What were the unique sound design challenges for The Iceman Cometh?
The play takes place in lower Manhattan circa 1912 in the diviest of dive bars, inhabited by a group of people who have essentially dropped out of society. The goal was to try to capture that world in sound.
Tell me about the evolution of the sound, its own story arc.
George Wolfe, the director of the play, started our discussion with suggesting a very aggressive soundscape encapsulating the world outside of Harry Hope’s saloon. In 1912, it is the onset of the industrial revolution that introduced the automobile to the streets of New York. Harry Hope himself was phobic about leaving his bar. Having been raised in a city full of horse and buggies in his youth, Harry developed a fear that if he stepped outside the bar, he would be killed by an automobile. We decided to use that as a starting point for the sound design of the show.

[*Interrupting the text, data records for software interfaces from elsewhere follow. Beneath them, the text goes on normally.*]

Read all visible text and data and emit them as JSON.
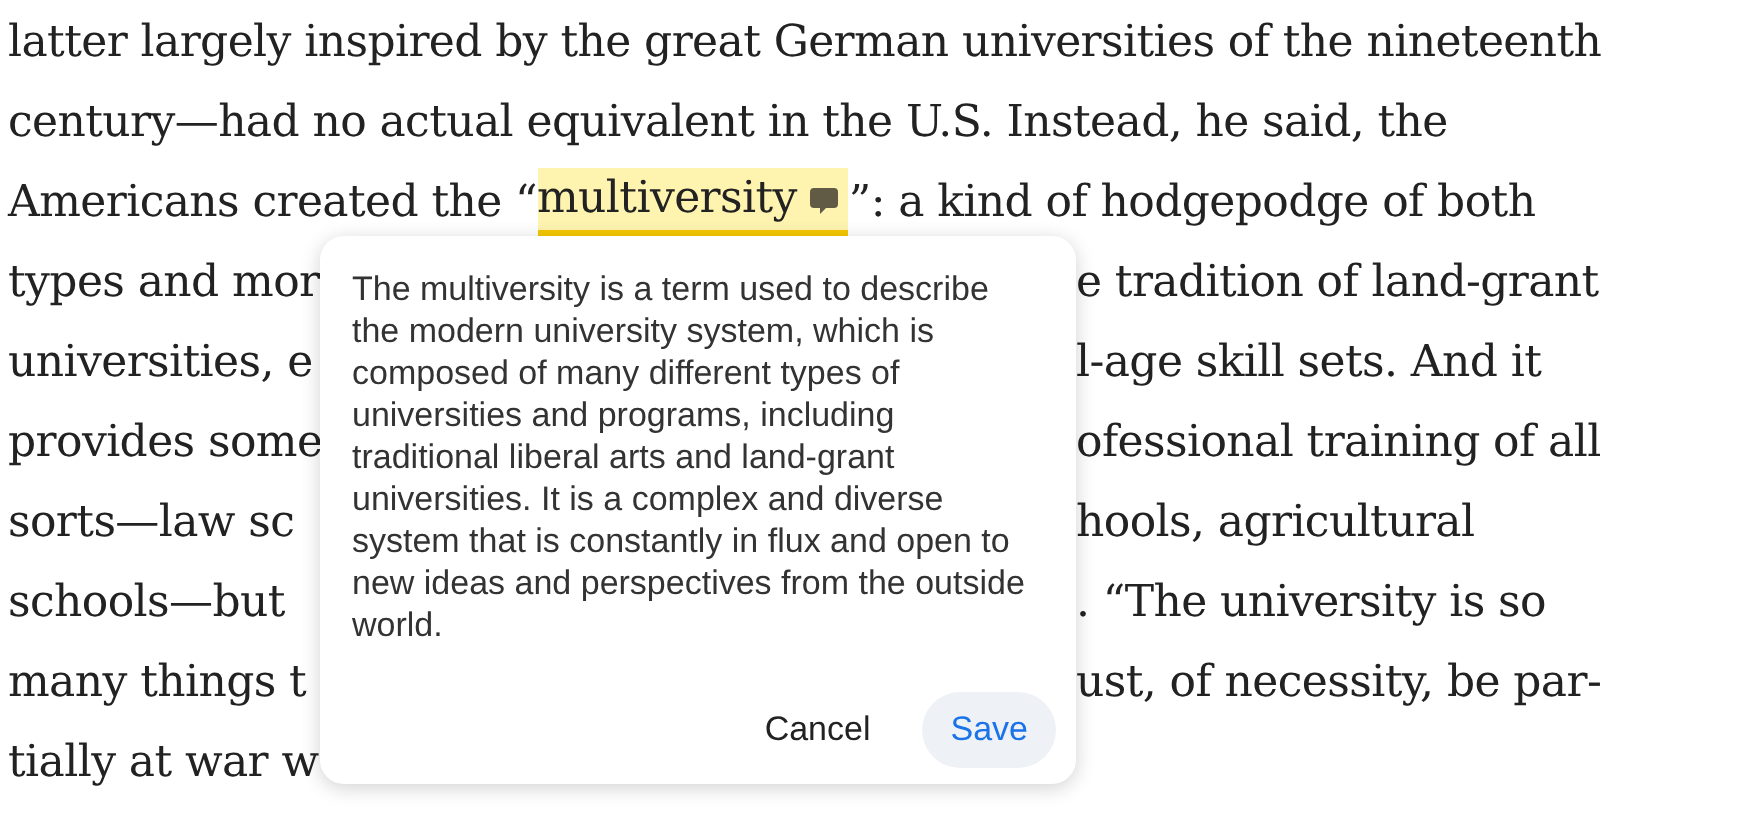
{
  "article": {
    "lines": [
      {
        "kind": "plain",
        "left": "latter largely inspired by the great German universities of the nineteenth"
      },
      {
        "kind": "plain",
        "left": "century—had no actual equivalent in the U.S. Instead, he said, the"
      },
      {
        "kind": "highlight",
        "before": "Americans created the “",
        "highlight": {
          "text": "multiversity",
          "has_note": true
        },
        "after": "”: a kind of hodgepodge of both"
      },
      {
        "kind": "plain",
        "left": "types and mor",
        "right": "e tradition of land-grant"
      },
      {
        "kind": "plain",
        "left": "universities, e",
        "right": "l-age skill sets. And it"
      },
      {
        "kind": "plain",
        "left": "provides some",
        "right": "ofessional training of all"
      },
      {
        "kind": "plain",
        "left": "sorts—law sc",
        "right": "hools, agricultural"
      },
      {
        "kind": "plain",
        "left": "schools—but",
        "right": ". “The university is so"
      },
      {
        "kind": "plain",
        "left": "many things t",
        "right": "ust, of necessity, be par-"
      },
      {
        "kind": "plain",
        "left": "tially at war w"
      }
    ]
  },
  "note_popup": {
    "value": "The multiversity is a term used to describe the modern university system, which is composed of many different types of universities and programs, including traditional liberal arts and land-grant universities. It is a complex and diverse system that is constantly in flux and open to new ideas and perspectives from the outside world.",
    "buttons": [
      {
        "label": "Cancel",
        "kind": "text"
      },
      {
        "label": "Save",
        "kind": "primary"
      }
    ]
  }
}
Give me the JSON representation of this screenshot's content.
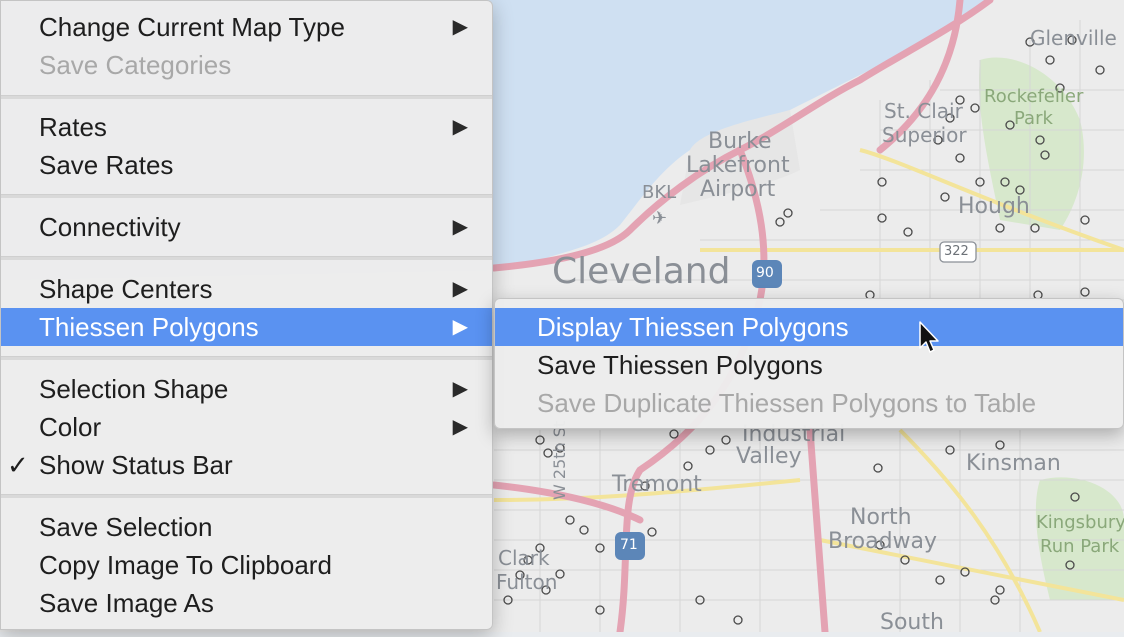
{
  "main_menu": {
    "items": [
      {
        "label": "Change Current Map Type",
        "has_submenu": true,
        "enabled": true
      },
      {
        "label": "Save Categories",
        "has_submenu": false,
        "enabled": false
      },
      {
        "label": "Rates",
        "has_submenu": true,
        "enabled": true
      },
      {
        "label": "Save Rates",
        "has_submenu": false,
        "enabled": true
      },
      {
        "label": "Connectivity",
        "has_submenu": true,
        "enabled": true
      },
      {
        "label": "Shape Centers",
        "has_submenu": true,
        "enabled": true
      },
      {
        "label": "Thiessen Polygons",
        "has_submenu": true,
        "enabled": true,
        "highlighted": true
      },
      {
        "label": "Selection Shape",
        "has_submenu": true,
        "enabled": true
      },
      {
        "label": "Color",
        "has_submenu": true,
        "enabled": true
      },
      {
        "label": "Show Status Bar",
        "has_submenu": false,
        "enabled": true,
        "checked": true
      },
      {
        "label": "Save Selection",
        "has_submenu": false,
        "enabled": true
      },
      {
        "label": "Copy Image To Clipboard",
        "has_submenu": false,
        "enabled": true
      },
      {
        "label": "Save Image As",
        "has_submenu": false,
        "enabled": true
      }
    ],
    "arrow_glyph": "▶",
    "check_glyph": "✓"
  },
  "submenu": {
    "items": [
      {
        "label": "Display Thiessen Polygons",
        "enabled": true,
        "highlighted": true
      },
      {
        "label": "Save Thiessen Polygons",
        "enabled": true
      },
      {
        "label": "Save Duplicate Thiessen Polygons to Table",
        "enabled": false
      }
    ]
  },
  "map": {
    "labels": {
      "cleveland": "Cleveland",
      "burke": "Burke",
      "lakefront": "Lakefront",
      "airport": "Airport",
      "bkl": "BKL",
      "glenville": "Glenville",
      "st_clair": "St. Clair",
      "superior": "Superior",
      "rockefeller": "Rockefeller",
      "park": "Park",
      "hough": "Hough",
      "industrial": "Industrial",
      "valley": "Valley",
      "tremont": "Tremont",
      "kinsman": "Kinsman",
      "north": "North",
      "broadway": "Broadway",
      "kingsbury": "Kingsbury",
      "run_park": "Run Park",
      "clark": "Clark",
      "fulton": "Fulton",
      "w25th": "W 25th St",
      "south": "South",
      "shield_90": "90",
      "shield_71": "71",
      "shield_322": "322"
    },
    "colors": {
      "water": "#cfe0f2",
      "land": "#ececec",
      "highway": "#e4a3b3",
      "road_yellow": "#f3e49a",
      "park": "#cfe3c0",
      "poi_ring": "#4a4a4a"
    }
  },
  "theme": {
    "highlight": "#5a92f1",
    "disabled_text": "#a8a8a8"
  }
}
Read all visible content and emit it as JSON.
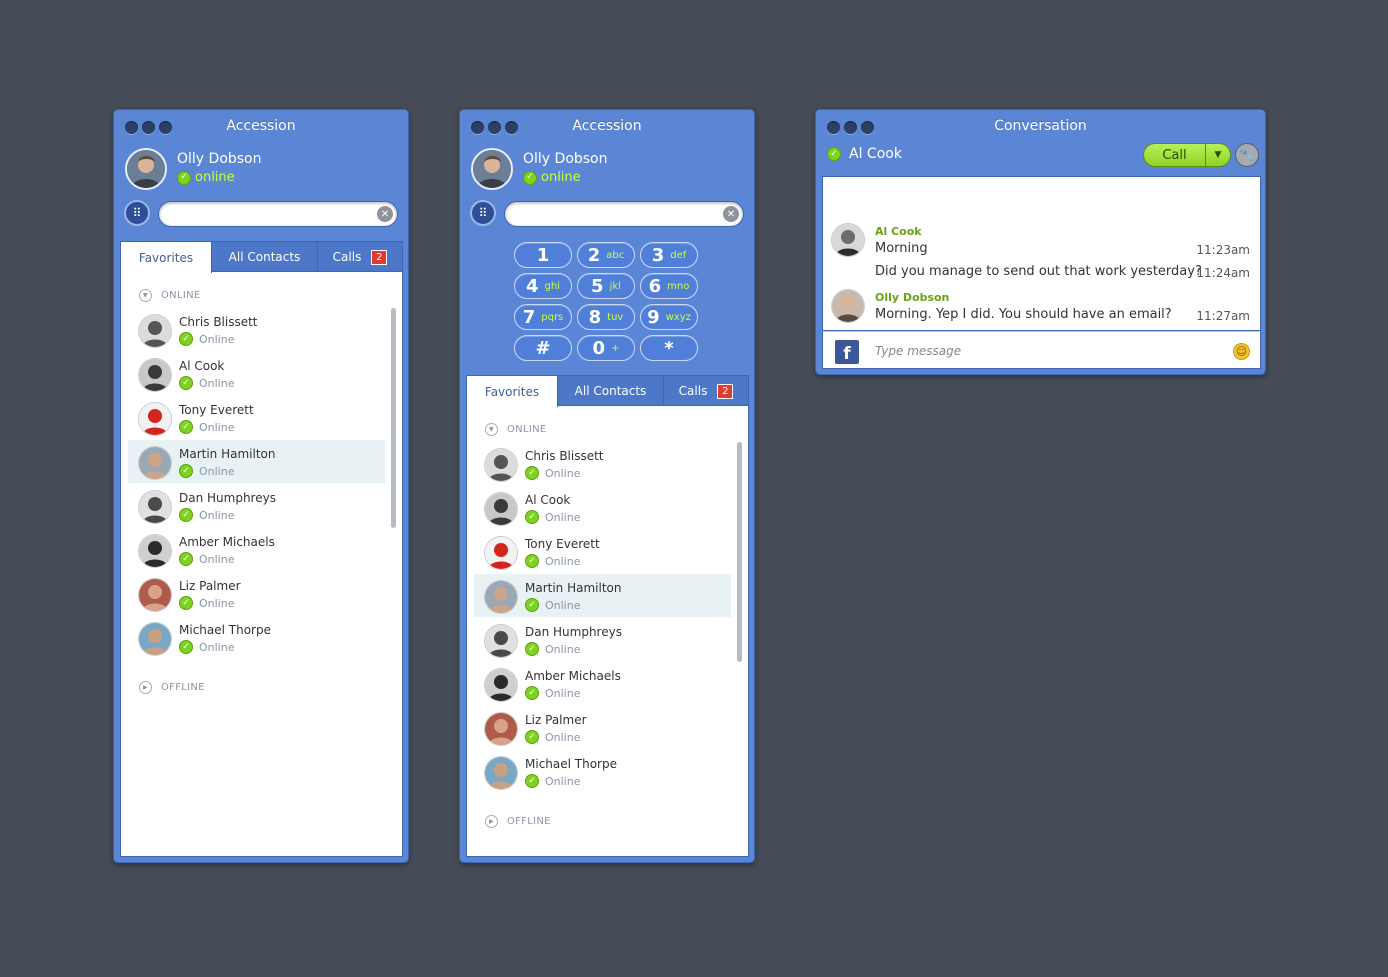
{
  "colors": {
    "background": "#454c57",
    "window": "#5b86d6",
    "accent_green": "#c9ff3a",
    "status_online": "#7ed321",
    "badge": "#e23a2e"
  },
  "icons": {
    "check": "✓",
    "keypad": "⠿",
    "clear": "✕",
    "caret_down": "▼",
    "caret_right": "▶",
    "settings": "🔧",
    "dropdown": "▼",
    "smiley": "☺",
    "facebook": "f"
  },
  "accession": {
    "title": "Accession",
    "user": {
      "name": "Olly Dobson",
      "status": "online"
    },
    "search": {
      "value": "",
      "placeholder": ""
    },
    "tabs": [
      {
        "label": "Favorites"
      },
      {
        "label": "All Contacts"
      },
      {
        "label": "Calls",
        "badge": "2"
      }
    ],
    "sections": {
      "online": "ONLINE",
      "offline": "OFFLINE"
    },
    "contacts": [
      {
        "name": "Chris Blissett",
        "status": "Online"
      },
      {
        "name": "Al Cook",
        "status": "Online"
      },
      {
        "name": "Tony Everett",
        "status": "Online"
      },
      {
        "name": "Martin Hamilton",
        "status": "Online"
      },
      {
        "name": "Dan Humphreys",
        "status": "Online"
      },
      {
        "name": "Amber Michaels",
        "status": "Online"
      },
      {
        "name": "Liz Palmer",
        "status": "Online"
      },
      {
        "name": "Michael Thorpe",
        "status": "Online"
      }
    ],
    "highlighted_contact": 3
  },
  "dialpad": [
    {
      "digit": "1",
      "letters": ""
    },
    {
      "digit": "2",
      "letters": "abc"
    },
    {
      "digit": "3",
      "letters": "def"
    },
    {
      "digit": "4",
      "letters": "ghi"
    },
    {
      "digit": "5",
      "letters": "jkl"
    },
    {
      "digit": "6",
      "letters": "mno"
    },
    {
      "digit": "7",
      "letters": "pqrs"
    },
    {
      "digit": "8",
      "letters": "tuv"
    },
    {
      "digit": "9",
      "letters": "wxyz"
    },
    {
      "digit": "#",
      "letters": ""
    },
    {
      "digit": "0",
      "letters": "+"
    },
    {
      "digit": "*",
      "letters": ""
    }
  ],
  "conversation": {
    "title": "Conversation",
    "contact": "Al Cook",
    "call_label": "Call",
    "messages": [
      {
        "sender": "Al Cook",
        "lines": [
          {
            "text": "Morning",
            "time": "11:23am"
          },
          {
            "text": "Did you manage to send out that work yesterday?",
            "time": "11:24am"
          }
        ]
      },
      {
        "sender": "Olly Dobson",
        "lines": [
          {
            "text": "Morning. Yep I did. You should have an email?",
            "time": "11:27am"
          }
        ]
      }
    ],
    "input_placeholder": "Type message"
  }
}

Where did you draw those sounds from?
I started by going to the New York Historical Society and looking at photographs circa 1910-1915 to see what kind of vehicles were on the streets of New York City. Then I started collecting sounds of vintage automobiles from that era. That became the basis for the soundscape that leads into the transition into Act III of the play.
Was it easy to find those sounds?
There are a lot of vintage car hobbyists who like to record their cars; I sought out those recordings. George and I also discussed using songs from the Eugene O'Neill songbook, a collection O’Neill himself put together of songs that are sung or referenced in all his plays. The chapter on The Iceman Cometh contains 15 songs; I had the idea to see if I could find the original recordings of those songs, and to my surprise, I found 11 of the 15 songs recorded on Edison cylinders from 1905-1915. George was fascinated by that, and we ended up using some of those Edison cylinder recordings in the show.
When you found those, what kind of format were they in?
The Library of Congress has a collection of many of these wax cylinders that they have digitized, which you can find on their website. There are also many private collectors who were resources.
How did you approach designing the sound system?
Every time you design a Broadway show, you go into a theater that is bare walls. There is no lighting equipment; there is no sound equipment; nothing. You begin by taking basic measurements of the stage, size of the house, where you can put speakers and microphones, and then you start thinking about the demands of the show itself. You design a system that helps with the storytelling.
What were some of your favorite moments in designing the sound?
In bars at the turn of the century, it was very common to have a player piano provide music and atmosphere. I did a lot of research about the player piano rolls from this time period. We decided to use recordings of player piano rolls for some of the transitions. I chose piano rolls that were extremely obscure, that didn't have hit songs of the day. I didn't want the audience to recognize a tune that they could hum along with; this bar didn't have the money to buy the Top Ten hits recorded on piano rolls. It was very interesting to me listening to very obscure piano rolls from the turn of the century; it was like entering a listening time machine.
Did you have to do much restoration work on historic recordings?
Some of the Edison cylinders required digital repairing. I did my best to remove surface noise from the original recordings and punch up the vocals for intelligibility and clarity. The words on the recordings are essential to creating the sound design for The Iceman Cometh; that helped set time and place and aided with the storytelling of the play.